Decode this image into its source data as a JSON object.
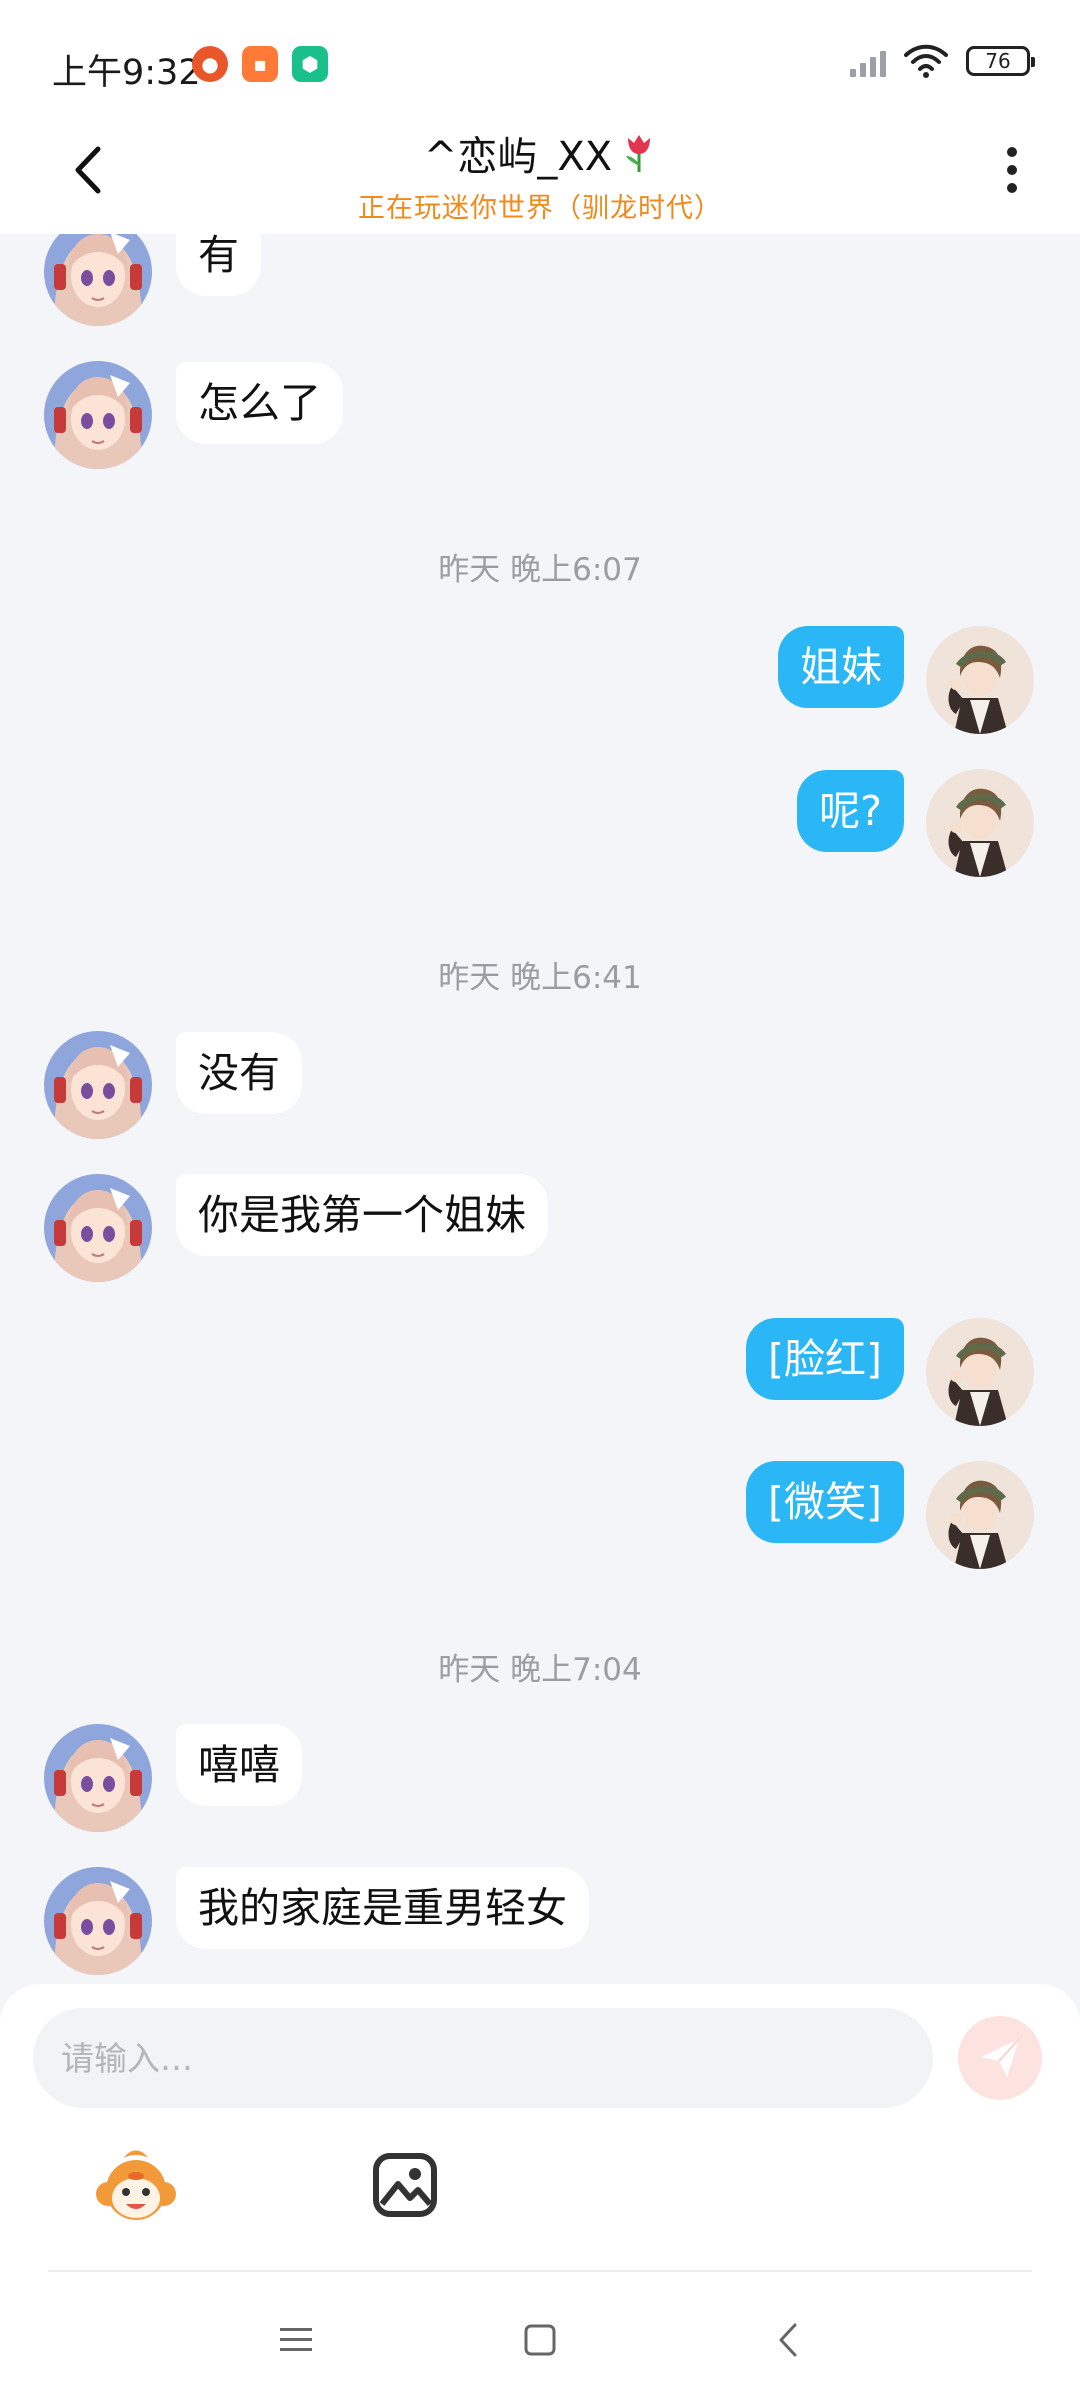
{
  "status_bar": {
    "time": "上午9:32",
    "battery": "76"
  },
  "header": {
    "title": "^恋屿_XX",
    "subtitle": "正在玩迷你世界（驯龙时代）"
  },
  "messages": {
    "m1": "有",
    "m2": "怎么了",
    "ts1": "昨天 晚上6:07",
    "m3": "姐妹",
    "m4": "呢?",
    "ts2": "昨天 晚上6:41",
    "m5": "没有",
    "m6": "你是我第一个姐妹",
    "m7": "[脸红]",
    "m8": "[微笑]",
    "ts3": "昨天 晚上7:04",
    "m9": "嘻嘻",
    "m10": "我的家庭是重男轻女"
  },
  "input": {
    "placeholder": "请输入…"
  },
  "colors": {
    "outgoing_bubble": "#2bb6f5",
    "incoming_bubble": "#ffffff",
    "subtitle": "#f08a1a",
    "background": "#f3f5f8"
  },
  "icons": {
    "back": "chevron-left-icon",
    "more": "more-vertical-icon",
    "send": "paper-plane-icon",
    "sticker": "monkey-face-icon",
    "image": "image-icon"
  }
}
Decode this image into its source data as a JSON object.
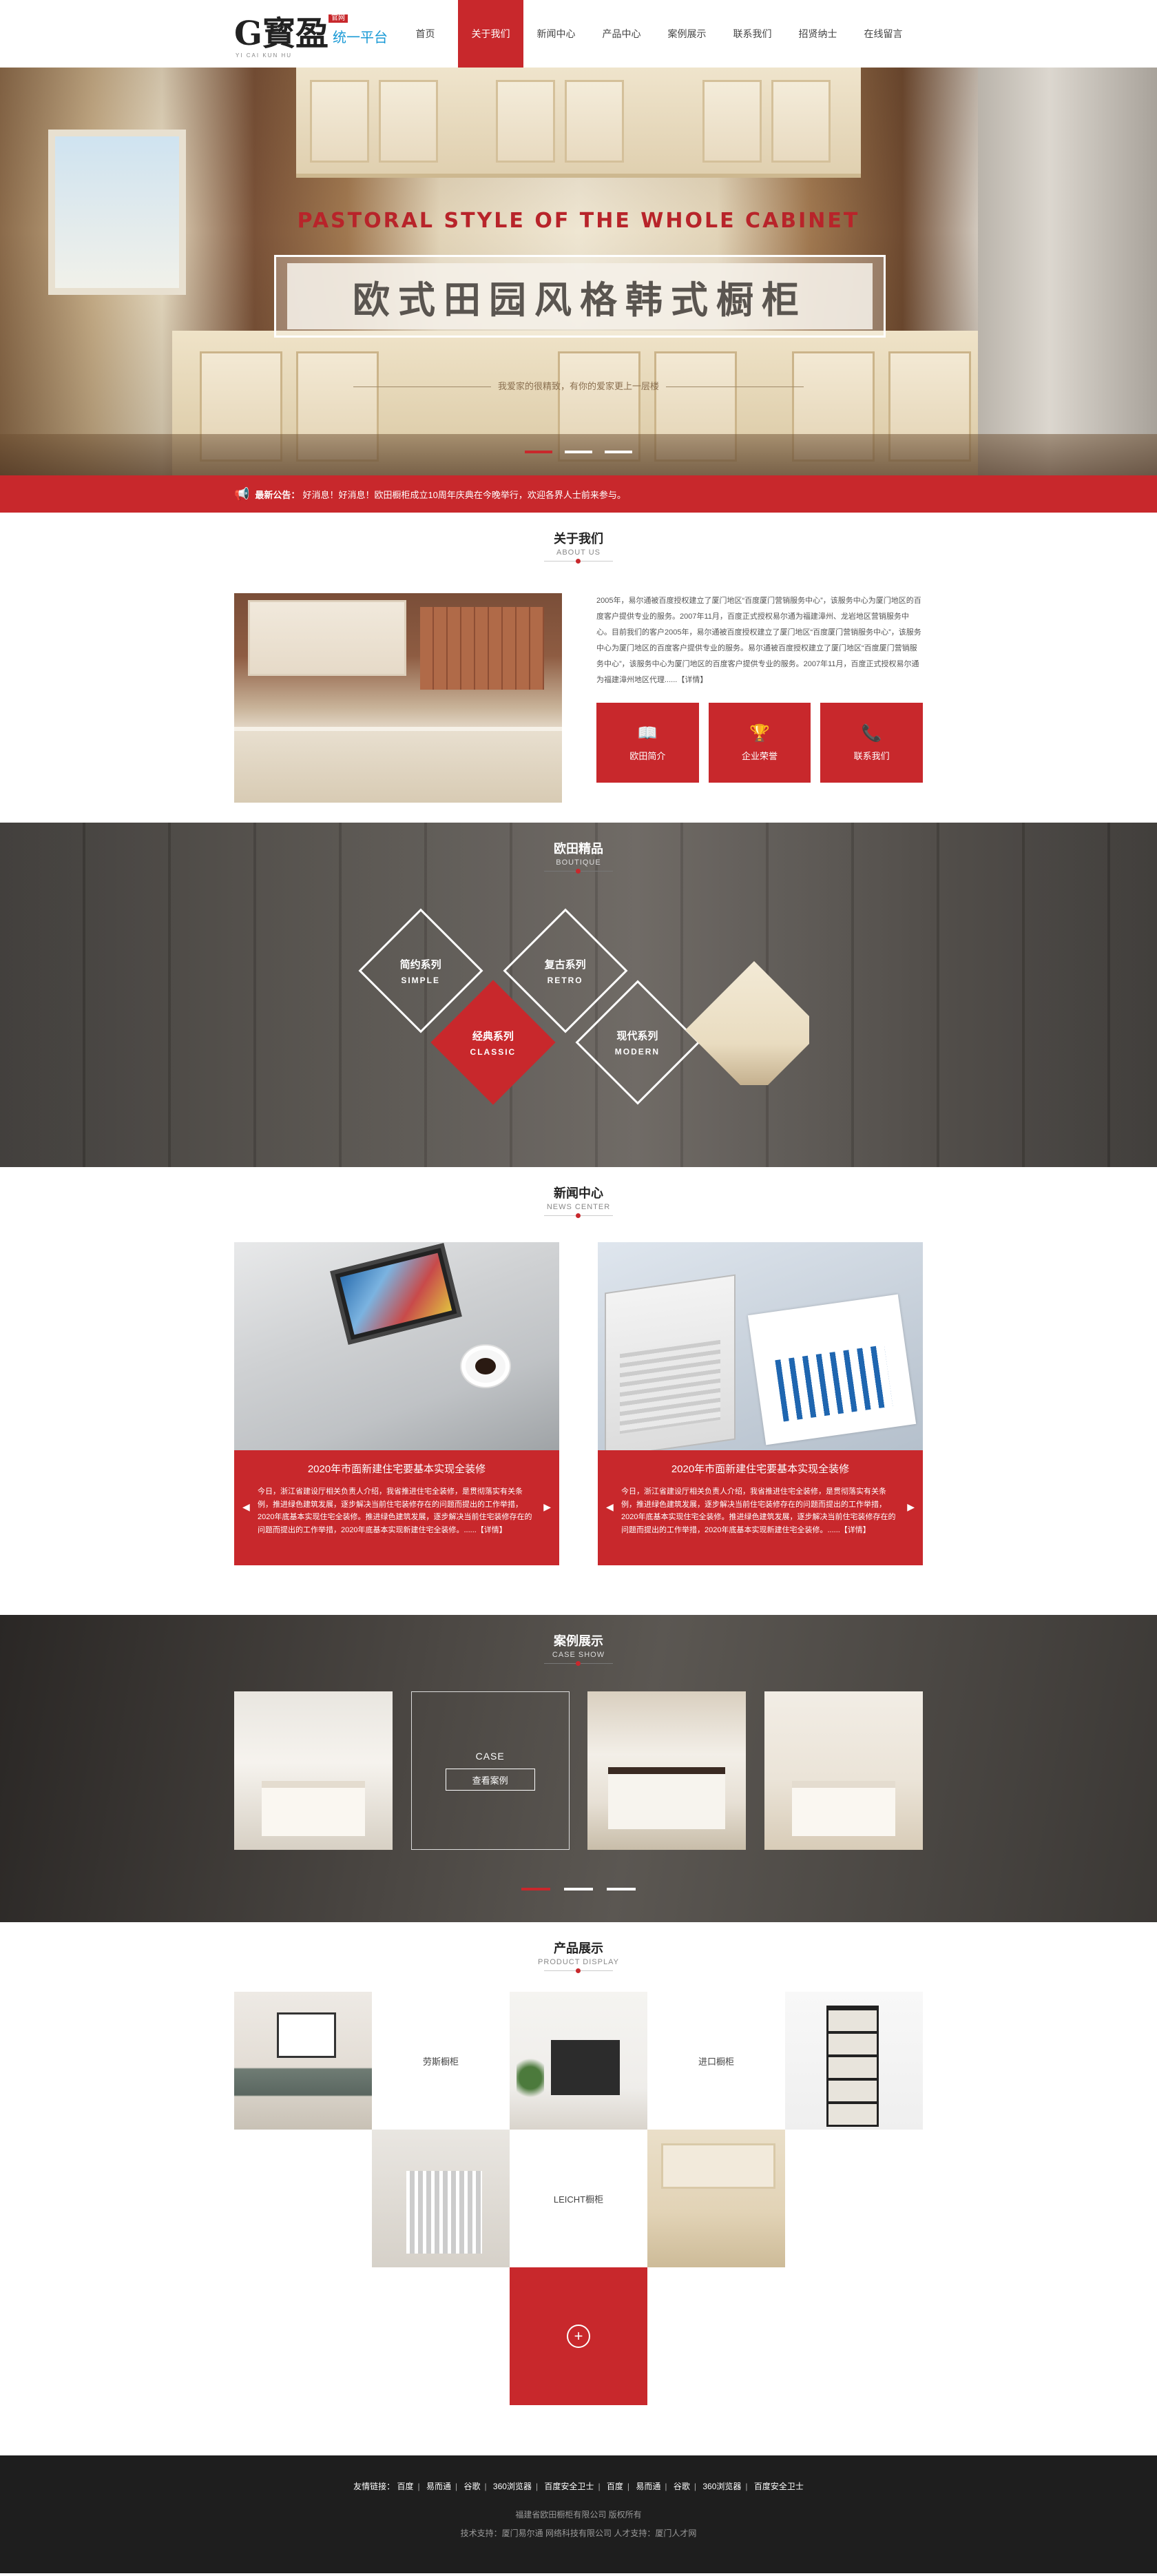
{
  "header": {
    "logo_mark": "G寳盈",
    "logo_badge": "官网",
    "logo_sub": "YI CAI KUN HU",
    "logo_text": "统一平台",
    "nav": [
      "首页",
      "关于我们",
      "新闻中心",
      "产品中心",
      "案例展示",
      "联系我们",
      "招贤纳士",
      "在线留言"
    ],
    "nav_active": 1
  },
  "banner": {
    "en_title": "PASTORAL STYLE OF THE WHOLE CABINET",
    "title": "欧式田园风格韩式橱柜",
    "subtitle": "我爱家的很精致，有你的爱家更上一层楼"
  },
  "notice": {
    "label": "最新公告：",
    "text": "好消息！好消息！欧田橱柜成立10周年庆典在今晚举行，欢迎各界人士前来参与。"
  },
  "about": {
    "title": "关于我们",
    "en": "ABOUT US",
    "text": "2005年，易尔通被百度授权建立了厦门地区“百度厦门营销服务中心”，该服务中心为厦门地区的百度客户提供专业的服务。2007年11月，百度正式授权易尔通为福建漳州、龙岩地区营销服务中心。目前我们的客户2005年，易尔通被百度授权建立了厦门地区“百度厦门营销服务中心”，该服务中心为厦门地区的百度客户提供专业的服务。易尔通被百度授权建立了厦门地区“百度厦门营销服务中心”，该服务中心为厦门地区的百度客户提供专业的服务。2007年11月，百度正式授权易尔通为福建漳州地区代理......【详情】",
    "buttons": [
      {
        "icon": "book",
        "label": "欧田简介"
      },
      {
        "icon": "trophy",
        "label": "企业荣誉"
      },
      {
        "icon": "phone",
        "label": "联系我们"
      }
    ]
  },
  "boutique": {
    "title": "欧田精品",
    "en": "BOUTIQUE",
    "series": [
      {
        "cn": "简约系列",
        "en": "SIMPLE"
      },
      {
        "cn": "复古系列",
        "en": "RETRO"
      },
      {
        "cn": "经典系列",
        "en": "CLASSIC"
      },
      {
        "cn": "现代系列",
        "en": "MODERN"
      }
    ]
  },
  "news": {
    "title": "新闻中心",
    "en": "NEWS CENTER",
    "items": [
      {
        "title": "2020年市面新建住宅要基本实现全装修",
        "summary": "今日，浙江省建设厅相关负责人介绍，我省推进住宅全装修，是贯彻落实有关条例，推进绿色建筑发展，逐步解决当前住宅装修存在的问题而提出的工作举措，2020年底基本实现住宅全装修。推进绿色建筑发展，逐步解决当前住宅装修存在的问题而提出的工作举措，2020年底基本实现新建住宅全装修。......【详情】"
      },
      {
        "title": "2020年市面新建住宅要基本实现全装修",
        "summary": "今日，浙江省建设厅相关负责人介绍，我省推进住宅全装修，是贯彻落实有关条例，推进绿色建筑发展，逐步解决当前住宅装修存在的问题而提出的工作举措，2020年底基本实现住宅全装修。推进绿色建筑发展，逐步解决当前住宅装修存在的问题而提出的工作举措，2020年底基本实现新建住宅全装修。......【详情】"
      }
    ]
  },
  "cases": {
    "title": "案例展示",
    "en": "CASE SHOW",
    "case_label": "CASE",
    "view_button": "查看案例"
  },
  "products": {
    "title": "产品展示",
    "en": "PRODUCT DISPLAY",
    "labels": [
      "劳斯橱柜",
      "进口橱柜",
      "LEICHT橱柜"
    ]
  },
  "footer": {
    "links_label": "友情链接：",
    "links": [
      "百度",
      "易而通",
      "谷歌",
      "360浏览器",
      "百度安全卫士",
      "百度",
      "易而通",
      "谷歌",
      "360浏览器",
      "百度安全卫士"
    ],
    "copyright": "福建省欧田橱柜有限公司 版权所有",
    "support": "技术支持：厦门易尔通 网络科技有限公司  人才支持：厦门人才网"
  },
  "colors": {
    "accent": "#c8282c",
    "footer_bg": "#1e1e1e"
  }
}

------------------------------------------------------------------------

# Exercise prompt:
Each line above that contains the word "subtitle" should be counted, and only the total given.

# Solution:
3